▸ Problem to solve: Set down every record below exactly as it stands.

▸ Excerpted records:
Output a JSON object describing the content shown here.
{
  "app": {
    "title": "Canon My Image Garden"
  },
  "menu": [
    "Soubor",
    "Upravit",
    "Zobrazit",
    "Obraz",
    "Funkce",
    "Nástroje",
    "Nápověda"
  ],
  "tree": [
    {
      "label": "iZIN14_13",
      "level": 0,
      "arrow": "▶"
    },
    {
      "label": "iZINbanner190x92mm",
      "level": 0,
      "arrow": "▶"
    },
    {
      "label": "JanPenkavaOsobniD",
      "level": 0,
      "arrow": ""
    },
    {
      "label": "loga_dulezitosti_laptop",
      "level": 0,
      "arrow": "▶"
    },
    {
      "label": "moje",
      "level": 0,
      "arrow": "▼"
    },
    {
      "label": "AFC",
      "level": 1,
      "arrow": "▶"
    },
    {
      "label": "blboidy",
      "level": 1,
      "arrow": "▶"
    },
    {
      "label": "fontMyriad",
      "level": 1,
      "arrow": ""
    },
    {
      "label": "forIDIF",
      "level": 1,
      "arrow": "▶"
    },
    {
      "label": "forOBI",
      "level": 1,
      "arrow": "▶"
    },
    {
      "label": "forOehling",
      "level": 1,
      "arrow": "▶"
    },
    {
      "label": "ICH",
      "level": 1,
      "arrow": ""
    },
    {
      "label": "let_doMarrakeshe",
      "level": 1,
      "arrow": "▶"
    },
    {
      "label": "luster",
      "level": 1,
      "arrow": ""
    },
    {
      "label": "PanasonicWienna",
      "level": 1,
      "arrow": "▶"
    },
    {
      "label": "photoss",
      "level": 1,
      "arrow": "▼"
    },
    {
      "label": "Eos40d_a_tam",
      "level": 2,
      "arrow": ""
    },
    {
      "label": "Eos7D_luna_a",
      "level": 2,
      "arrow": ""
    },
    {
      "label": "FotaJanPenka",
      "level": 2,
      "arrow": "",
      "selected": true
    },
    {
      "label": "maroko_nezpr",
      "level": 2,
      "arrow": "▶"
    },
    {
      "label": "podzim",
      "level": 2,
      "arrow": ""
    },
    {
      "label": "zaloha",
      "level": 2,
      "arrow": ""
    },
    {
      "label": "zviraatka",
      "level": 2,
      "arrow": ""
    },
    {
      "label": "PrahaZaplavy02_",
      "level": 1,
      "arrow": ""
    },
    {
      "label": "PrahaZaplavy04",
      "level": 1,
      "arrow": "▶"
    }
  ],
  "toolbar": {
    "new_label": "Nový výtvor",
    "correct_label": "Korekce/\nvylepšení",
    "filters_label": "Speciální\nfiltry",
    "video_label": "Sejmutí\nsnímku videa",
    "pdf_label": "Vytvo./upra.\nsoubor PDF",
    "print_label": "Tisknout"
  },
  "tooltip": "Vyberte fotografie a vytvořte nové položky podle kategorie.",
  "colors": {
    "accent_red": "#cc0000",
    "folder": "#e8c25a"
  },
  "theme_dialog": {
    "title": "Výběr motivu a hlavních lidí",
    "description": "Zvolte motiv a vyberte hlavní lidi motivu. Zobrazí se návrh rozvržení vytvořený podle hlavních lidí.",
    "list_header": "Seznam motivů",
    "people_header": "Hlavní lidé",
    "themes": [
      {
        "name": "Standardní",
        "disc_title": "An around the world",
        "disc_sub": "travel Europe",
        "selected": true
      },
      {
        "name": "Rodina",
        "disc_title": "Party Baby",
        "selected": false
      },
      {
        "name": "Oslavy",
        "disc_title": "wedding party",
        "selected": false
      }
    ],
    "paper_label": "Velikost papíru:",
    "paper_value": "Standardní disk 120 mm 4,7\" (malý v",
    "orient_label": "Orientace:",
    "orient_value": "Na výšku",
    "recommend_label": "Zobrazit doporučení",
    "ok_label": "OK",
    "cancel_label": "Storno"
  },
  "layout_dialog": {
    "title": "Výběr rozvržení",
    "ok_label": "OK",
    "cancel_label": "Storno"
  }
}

▸ Output:
Output a JSON object describing the content shown here.
{
  "app": {
    "title": "Canon My Image Garden"
  },
  "menu": [
    "Soubor",
    "Upravit",
    "Zobrazit",
    "Obraz",
    "Funkce",
    "Nástroje",
    "Nápověda"
  ],
  "tree": [
    {
      "label": "iZIN14_13",
      "level": 0,
      "arrow": "▶"
    },
    {
      "label": "iZINbanner190x92mm",
      "level": 0,
      "arrow": "▶"
    },
    {
      "label": "JanPenkavaOsobniD",
      "level": 0,
      "arrow": ""
    },
    {
      "label": "loga_dulezitosti_laptop",
      "level": 0,
      "arrow": "▶"
    },
    {
      "label": "moje",
      "level": 0,
      "arrow": "▼"
    },
    {
      "label": "AFC",
      "level": 1,
      "arrow": "▶"
    },
    {
      "label": "blboidy",
      "level": 1,
      "arrow": "▶"
    },
    {
      "label": "fontMyriad",
      "level": 1,
      "arrow": ""
    },
    {
      "label": "forIDIF",
      "level": 1,
      "arrow": "▶"
    },
    {
      "label": "forOBI",
      "level": 1,
      "arrow": "▶"
    },
    {
      "label": "forOehling",
      "level": 1,
      "arrow": "▶"
    },
    {
      "label": "ICH",
      "level": 1,
      "arrow": ""
    },
    {
      "label": "let_doMarrakeshe",
      "level": 1,
      "arrow": "▶"
    },
    {
      "label": "luster",
      "level": 1,
      "arrow": ""
    },
    {
      "label": "PanasonicWienna",
      "level": 1,
      "arrow": "▶"
    },
    {
      "label": "photoss",
      "level": 1,
      "arrow": "▼"
    },
    {
      "label": "Eos40d_a_tam",
      "level": 2,
      "arrow": ""
    },
    {
      "label": "Eos7D_luna_a",
      "level": 2,
      "arrow": ""
    },
    {
      "label": "FotaJanPenka",
      "level": 2,
      "arrow": "",
      "selected": true
    },
    {
      "label": "maroko_nezpr",
      "level": 2,
      "arrow": "▶"
    },
    {
      "label": "podzim",
      "level": 2,
      "arrow": ""
    },
    {
      "label": "zaloha",
      "level": 2,
      "arrow": ""
    },
    {
      "label": "zviraatka",
      "level": 2,
      "arrow": ""
    },
    {
      "label": "PrahaZaplavy02_",
      "level": 1,
      "arrow": ""
    },
    {
      "label": "PrahaZaplavy04",
      "level": 1,
      "arrow": "▶"
    }
  ],
  "toolbar": {
    "new_label": "Nový výtvor",
    "correct_label": "Korekce/\nvylepšení",
    "filters_label": "Speciální\nfiltry",
    "video_label": "Sejmutí\nsnímku videa",
    "pdf_label": "Vytvo./upra.\nsoubor PDF",
    "print_label": "Tisknout"
  },
  "tooltip": "Vyberte fotografie a vytvořte nové položky podle kategorie.",
  "colors": {
    "accent_red": "#cc0000",
    "folder": "#e8c25a"
  },
  "theme_dialog": {
    "title": "Výběr motivu a hlavních lidí",
    "description": "Zvolte motiv a vyberte hlavní lidi motivu. Zobrazí se návrh rozvržení vytvořený podle hlavních lidí.",
    "list_header": "Seznam motivů",
    "people_header": "Hlavní lidé",
    "themes": [
      {
        "name": "Standardní",
        "disc_title": "An around the world",
        "disc_sub": "travel Europe",
        "selected": true
      },
      {
        "name": "Rodina",
        "disc_title": "Party Baby",
        "selected": false
      },
      {
        "name": "Oslavy",
        "disc_title": "wedding party",
        "selected": false
      }
    ],
    "paper_label": "Velikost papíru:",
    "paper_value": "Standardní disk 120 mm 4,7\" (malý v",
    "orient_label": "Orientace:",
    "orient_value": "Na výšku",
    "recommend_label": "Zobrazit doporučení",
    "ok_label": "OK",
    "cancel_label": "Storno"
  },
  "layout_dialog": {
    "title": "Výběr rozvržení",
    "ok_label": "OK",
    "cancel_label": "Storno"
  }
}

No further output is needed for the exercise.